Mfiti said, if the mining were not about quarry as the concerned people suspect, there was also need for the people and the contractor to sign a production-sharing agreement so that they could benefit from the activity.
Food and Agriculture Organisation indicates on its website that “free, prior and informed consent is a specific right that pertains to indigenous peoples and is recognised in the United Nations Declaration on the Rights of Indigenous Peoples. It allows them to give or withhold consent to a project that may affect them or their territories. Once they have given their consent, they can withdraw it at any stage. Furthermore, FPIC enables them to negotiate the conditions under which the project will be designed, implemented, monitored and evaluated. This is also embedded within the universal right to self-determination”.
Village Head Wadi agreed that he was not aware of the quarry mining project that would also affect his village.
Transport and Public Works Minister, Ralph Jooma, Thursday said it was impossible for the government to arrive at a compensation package for the people affected by the project before sensitising them to issues such as relocation.
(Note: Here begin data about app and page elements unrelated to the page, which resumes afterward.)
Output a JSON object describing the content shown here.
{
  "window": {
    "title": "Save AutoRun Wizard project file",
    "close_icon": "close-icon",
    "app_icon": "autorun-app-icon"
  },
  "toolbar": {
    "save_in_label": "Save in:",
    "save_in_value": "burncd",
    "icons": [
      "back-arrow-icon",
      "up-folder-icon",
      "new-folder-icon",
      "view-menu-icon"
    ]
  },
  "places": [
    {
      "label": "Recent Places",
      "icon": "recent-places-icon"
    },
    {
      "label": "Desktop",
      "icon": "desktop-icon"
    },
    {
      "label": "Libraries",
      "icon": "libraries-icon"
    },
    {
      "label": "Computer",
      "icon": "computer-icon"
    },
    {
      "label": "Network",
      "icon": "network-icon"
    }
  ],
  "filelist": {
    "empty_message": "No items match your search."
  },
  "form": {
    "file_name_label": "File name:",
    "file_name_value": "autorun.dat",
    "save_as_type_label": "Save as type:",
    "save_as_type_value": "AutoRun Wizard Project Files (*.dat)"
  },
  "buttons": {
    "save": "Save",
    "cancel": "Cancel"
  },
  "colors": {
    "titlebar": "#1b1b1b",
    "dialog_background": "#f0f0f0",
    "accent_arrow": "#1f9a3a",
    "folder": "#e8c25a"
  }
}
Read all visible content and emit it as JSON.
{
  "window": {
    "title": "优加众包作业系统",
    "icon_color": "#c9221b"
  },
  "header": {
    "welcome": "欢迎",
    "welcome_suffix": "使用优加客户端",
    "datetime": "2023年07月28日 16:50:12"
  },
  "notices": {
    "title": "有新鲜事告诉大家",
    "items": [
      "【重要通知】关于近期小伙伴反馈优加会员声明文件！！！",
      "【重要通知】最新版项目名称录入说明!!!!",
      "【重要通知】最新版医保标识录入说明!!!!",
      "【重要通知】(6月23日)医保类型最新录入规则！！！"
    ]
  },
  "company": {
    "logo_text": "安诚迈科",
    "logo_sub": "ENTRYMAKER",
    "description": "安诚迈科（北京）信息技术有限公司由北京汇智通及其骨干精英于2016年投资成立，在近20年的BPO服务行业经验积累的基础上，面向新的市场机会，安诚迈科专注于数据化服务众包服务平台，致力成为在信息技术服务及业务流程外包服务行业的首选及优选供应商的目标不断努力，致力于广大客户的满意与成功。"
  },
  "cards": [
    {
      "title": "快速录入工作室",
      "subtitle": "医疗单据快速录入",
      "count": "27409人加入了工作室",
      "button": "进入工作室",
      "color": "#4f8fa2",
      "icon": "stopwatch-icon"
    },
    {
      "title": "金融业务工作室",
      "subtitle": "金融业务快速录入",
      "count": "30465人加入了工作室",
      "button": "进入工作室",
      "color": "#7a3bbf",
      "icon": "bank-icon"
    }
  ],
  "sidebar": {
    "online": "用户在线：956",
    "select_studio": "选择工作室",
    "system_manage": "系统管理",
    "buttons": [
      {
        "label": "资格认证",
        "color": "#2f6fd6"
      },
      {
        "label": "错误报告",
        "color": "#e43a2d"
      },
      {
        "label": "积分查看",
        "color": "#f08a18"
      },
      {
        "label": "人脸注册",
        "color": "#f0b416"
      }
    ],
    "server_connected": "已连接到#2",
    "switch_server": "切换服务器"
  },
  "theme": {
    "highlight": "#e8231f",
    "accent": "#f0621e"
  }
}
“I am aware that there would be compensation money which the government has given the contractor so that they can compensate the people,” Jooma said.
Despite that Blantyre DC is at the centre of the wrangle, Local Government Ministry officials refused to comment on the matter. They referred The Daily Times to Blantyre City Council.
The council’s public relations manager, Anthony Kasunda, said they were not aware of the tension in Manesi area, saying National Roads Authority was in charge of the bypass project.
On lack of flow of information in Kapeni area, Media Institute of Southern Africa-Malawi Chairperson, Tereza Ndanga, said the wrangle proves that it is important for public officers to be transparent to members of the communities.
“It is a clear example of why we advocate access to information.
“Public officials are encouraged to provide the public with information. If that did not happen in this project, it explains why there is suspicion even when the issue at hand might be straight-forward. ATI [Access to Information] is not only in ATI Act but also in the Local Government Act which encourages district and city council officials to develop a culture of providing information to the public,” Ndanga said.
Sadly, the government is yet to operationalise ATI despite that Parliament passed the ATI in December 2016 and President Peter Mutharika assented to the law in February last year.
And unless that happens, some development projects that concern sensitive industries such as that of mining might be affected.